Exercise directions:
Search the records for the word "JSON" and copy each line in which it appears.

Records for the task:
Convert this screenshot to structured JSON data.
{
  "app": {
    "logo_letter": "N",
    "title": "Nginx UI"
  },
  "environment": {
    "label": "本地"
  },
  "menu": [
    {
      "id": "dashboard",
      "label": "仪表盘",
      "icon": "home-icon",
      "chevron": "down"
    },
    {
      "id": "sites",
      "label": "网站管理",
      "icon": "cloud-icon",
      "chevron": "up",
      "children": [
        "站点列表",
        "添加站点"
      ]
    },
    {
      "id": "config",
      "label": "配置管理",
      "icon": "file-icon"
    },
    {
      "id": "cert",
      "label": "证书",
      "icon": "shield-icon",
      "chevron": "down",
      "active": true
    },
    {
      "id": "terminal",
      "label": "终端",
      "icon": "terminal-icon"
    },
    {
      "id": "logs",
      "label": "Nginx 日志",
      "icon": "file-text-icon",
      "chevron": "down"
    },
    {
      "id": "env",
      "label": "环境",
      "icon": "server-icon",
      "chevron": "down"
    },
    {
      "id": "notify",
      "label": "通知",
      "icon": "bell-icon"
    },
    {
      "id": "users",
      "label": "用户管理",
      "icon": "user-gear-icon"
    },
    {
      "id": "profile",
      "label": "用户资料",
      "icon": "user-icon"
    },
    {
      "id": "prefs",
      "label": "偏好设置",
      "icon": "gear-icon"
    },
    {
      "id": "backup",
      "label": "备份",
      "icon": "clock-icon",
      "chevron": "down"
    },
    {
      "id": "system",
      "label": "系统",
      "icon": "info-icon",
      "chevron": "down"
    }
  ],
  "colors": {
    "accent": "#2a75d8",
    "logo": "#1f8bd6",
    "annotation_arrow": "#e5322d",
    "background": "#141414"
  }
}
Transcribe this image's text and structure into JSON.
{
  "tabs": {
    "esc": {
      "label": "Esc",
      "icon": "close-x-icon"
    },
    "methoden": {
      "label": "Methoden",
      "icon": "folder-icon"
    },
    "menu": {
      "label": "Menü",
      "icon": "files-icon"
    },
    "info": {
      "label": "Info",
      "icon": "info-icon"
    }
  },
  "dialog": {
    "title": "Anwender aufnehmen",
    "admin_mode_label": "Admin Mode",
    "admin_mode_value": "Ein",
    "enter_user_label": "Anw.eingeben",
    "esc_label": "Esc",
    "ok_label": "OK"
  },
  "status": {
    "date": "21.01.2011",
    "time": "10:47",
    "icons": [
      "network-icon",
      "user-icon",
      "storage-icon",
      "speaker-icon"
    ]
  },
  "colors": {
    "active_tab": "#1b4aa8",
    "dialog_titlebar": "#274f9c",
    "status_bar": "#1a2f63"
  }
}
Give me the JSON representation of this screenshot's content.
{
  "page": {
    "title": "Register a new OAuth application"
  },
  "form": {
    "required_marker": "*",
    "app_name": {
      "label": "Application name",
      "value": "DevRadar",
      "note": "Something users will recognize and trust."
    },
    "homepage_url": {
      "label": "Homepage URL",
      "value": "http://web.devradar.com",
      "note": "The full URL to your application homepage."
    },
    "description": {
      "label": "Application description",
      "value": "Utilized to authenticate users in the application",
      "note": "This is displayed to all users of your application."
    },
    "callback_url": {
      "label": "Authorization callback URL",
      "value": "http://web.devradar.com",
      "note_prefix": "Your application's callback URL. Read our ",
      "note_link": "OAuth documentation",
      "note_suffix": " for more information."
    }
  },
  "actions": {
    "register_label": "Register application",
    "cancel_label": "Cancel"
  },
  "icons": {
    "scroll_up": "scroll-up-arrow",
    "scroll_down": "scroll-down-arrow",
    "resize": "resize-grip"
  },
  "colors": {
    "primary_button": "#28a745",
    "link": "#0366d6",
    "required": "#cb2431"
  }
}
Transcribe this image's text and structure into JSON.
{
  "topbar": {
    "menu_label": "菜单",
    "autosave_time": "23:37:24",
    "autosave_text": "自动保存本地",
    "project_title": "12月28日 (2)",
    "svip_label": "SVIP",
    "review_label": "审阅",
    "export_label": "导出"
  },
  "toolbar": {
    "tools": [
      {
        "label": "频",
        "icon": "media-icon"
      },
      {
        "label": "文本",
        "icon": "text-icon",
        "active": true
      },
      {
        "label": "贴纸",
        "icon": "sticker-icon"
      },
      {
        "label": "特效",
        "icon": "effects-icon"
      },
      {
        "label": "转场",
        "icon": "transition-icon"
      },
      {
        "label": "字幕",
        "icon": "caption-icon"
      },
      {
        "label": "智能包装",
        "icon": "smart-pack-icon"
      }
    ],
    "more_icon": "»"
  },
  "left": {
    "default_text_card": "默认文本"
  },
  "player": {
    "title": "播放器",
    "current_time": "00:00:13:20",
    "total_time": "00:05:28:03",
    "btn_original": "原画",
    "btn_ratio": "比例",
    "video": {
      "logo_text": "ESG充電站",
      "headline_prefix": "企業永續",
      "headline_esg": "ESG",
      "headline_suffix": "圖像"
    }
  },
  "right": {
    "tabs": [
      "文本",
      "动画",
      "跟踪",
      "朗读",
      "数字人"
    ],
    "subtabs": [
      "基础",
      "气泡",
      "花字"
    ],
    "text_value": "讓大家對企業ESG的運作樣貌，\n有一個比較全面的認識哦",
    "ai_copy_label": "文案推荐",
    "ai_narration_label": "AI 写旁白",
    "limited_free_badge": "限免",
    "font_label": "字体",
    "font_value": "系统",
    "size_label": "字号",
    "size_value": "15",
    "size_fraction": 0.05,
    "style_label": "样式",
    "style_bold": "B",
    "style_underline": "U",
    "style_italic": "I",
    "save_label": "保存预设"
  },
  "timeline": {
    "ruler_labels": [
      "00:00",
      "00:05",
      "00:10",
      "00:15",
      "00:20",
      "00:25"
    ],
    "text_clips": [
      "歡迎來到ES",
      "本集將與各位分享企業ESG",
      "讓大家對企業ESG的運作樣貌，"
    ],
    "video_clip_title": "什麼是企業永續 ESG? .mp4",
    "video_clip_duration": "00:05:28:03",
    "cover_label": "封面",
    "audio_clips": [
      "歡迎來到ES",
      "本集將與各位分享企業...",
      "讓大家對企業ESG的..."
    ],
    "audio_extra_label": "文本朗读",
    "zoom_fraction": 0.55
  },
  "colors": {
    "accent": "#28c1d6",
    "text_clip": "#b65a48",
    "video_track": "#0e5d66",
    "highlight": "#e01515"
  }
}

Solution for this task:
Convert this screenshot to structured JSON data.
Transcribe this image's text and structure into JSON.
Give me the JSON representation of this screenshot's content.
Transcribe this image's text and structure into JSON.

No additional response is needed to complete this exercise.